• TASK STATEMENT
Send back all of the records, each one exactly as written.

• RECORDS SHOWN
○ ○ ○ ○ ○ ○ ○
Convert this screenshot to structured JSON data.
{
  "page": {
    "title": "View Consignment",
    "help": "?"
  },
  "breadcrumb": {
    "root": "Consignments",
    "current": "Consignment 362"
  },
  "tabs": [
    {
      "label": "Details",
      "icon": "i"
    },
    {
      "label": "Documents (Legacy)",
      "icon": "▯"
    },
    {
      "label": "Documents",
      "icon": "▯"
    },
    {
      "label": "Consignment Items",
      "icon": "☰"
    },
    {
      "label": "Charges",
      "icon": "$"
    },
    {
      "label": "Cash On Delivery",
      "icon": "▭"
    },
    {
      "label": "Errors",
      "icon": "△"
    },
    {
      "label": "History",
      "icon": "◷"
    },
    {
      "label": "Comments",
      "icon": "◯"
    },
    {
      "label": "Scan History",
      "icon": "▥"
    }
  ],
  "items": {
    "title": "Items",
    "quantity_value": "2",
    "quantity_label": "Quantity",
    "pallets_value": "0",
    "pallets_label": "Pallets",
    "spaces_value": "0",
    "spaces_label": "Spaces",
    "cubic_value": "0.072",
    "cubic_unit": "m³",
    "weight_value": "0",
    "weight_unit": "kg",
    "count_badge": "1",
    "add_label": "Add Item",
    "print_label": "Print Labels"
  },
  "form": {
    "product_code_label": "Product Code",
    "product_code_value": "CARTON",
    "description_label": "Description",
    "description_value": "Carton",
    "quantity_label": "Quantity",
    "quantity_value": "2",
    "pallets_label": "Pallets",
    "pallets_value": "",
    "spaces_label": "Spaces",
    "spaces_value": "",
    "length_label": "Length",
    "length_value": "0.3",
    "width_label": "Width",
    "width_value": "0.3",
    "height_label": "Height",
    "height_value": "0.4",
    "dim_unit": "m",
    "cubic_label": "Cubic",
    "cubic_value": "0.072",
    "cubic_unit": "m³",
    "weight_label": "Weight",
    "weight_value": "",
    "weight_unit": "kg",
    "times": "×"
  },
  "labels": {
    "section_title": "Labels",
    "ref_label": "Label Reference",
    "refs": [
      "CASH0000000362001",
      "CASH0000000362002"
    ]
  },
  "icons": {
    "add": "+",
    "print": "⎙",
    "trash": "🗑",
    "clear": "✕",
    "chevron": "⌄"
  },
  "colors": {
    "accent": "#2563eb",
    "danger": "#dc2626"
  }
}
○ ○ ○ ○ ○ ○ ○
• REPLY
Convert this screenshot to structured JSON data.
{
  "page": {
    "title": "View Consignment",
    "help": "?"
  },
  "breadcrumb": {
    "root": "Consignments",
    "current": "Consignment 362"
  },
  "tabs": [
    {
      "label": "Details",
      "icon": "i"
    },
    {
      "label": "Documents (Legacy)",
      "icon": "▯"
    },
    {
      "label": "Documents",
      "icon": "▯"
    },
    {
      "label": "Consignment Items",
      "icon": "☰"
    },
    {
      "label": "Charges",
      "icon": "$"
    },
    {
      "label": "Cash On Delivery",
      "icon": "▭"
    },
    {
      "label": "Errors",
      "icon": "△"
    },
    {
      "label": "History",
      "icon": "◷"
    },
    {
      "label": "Comments",
      "icon": "◯"
    },
    {
      "label": "Scan History",
      "icon": "▥"
    }
  ],
  "items": {
    "title": "Items",
    "quantity_value": "2",
    "quantity_label": "Quantity",
    "pallets_value": "0",
    "pallets_label": "Pallets",
    "spaces_value": "0",
    "spaces_label": "Spaces",
    "cubic_value": "0.072",
    "cubic_unit": "m³",
    "weight_value": "0",
    "weight_unit": "kg",
    "count_badge": "1",
    "add_label": "Add Item",
    "print_label": "Print Labels"
  },
  "form": {
    "product_code_label": "Product Code",
    "product_code_value": "CARTON",
    "description_label": "Description",
    "description_value": "Carton",
    "quantity_label": "Quantity",
    "quantity_value": "2",
    "pallets_label": "Pallets",
    "pallets_value": "",
    "spaces_label": "Spaces",
    "spaces_value": "",
    "length_label": "Length",
    "length_value": "0.3",
    "width_label": "Width",
    "width_value": "0.3",
    "height_label": "Height",
    "height_value": "0.4",
    "dim_unit": "m",
    "cubic_label": "Cubic",
    "cubic_value": "0.072",
    "cubic_unit": "m³",
    "weight_label": "Weight",
    "weight_value": "",
    "weight_unit": "kg",
    "times": "×"
  },
  "labels": {
    "section_title": "Labels",
    "ref_label": "Label Reference",
    "refs": [
      "CASH0000000362001",
      "CASH0000000362002"
    ]
  },
  "icons": {
    "add": "+",
    "print": "⎙",
    "trash": "🗑",
    "clear": "✕",
    "chevron": "⌄"
  },
  "colors": {
    "accent": "#2563eb",
    "danger": "#dc2626"
  }
}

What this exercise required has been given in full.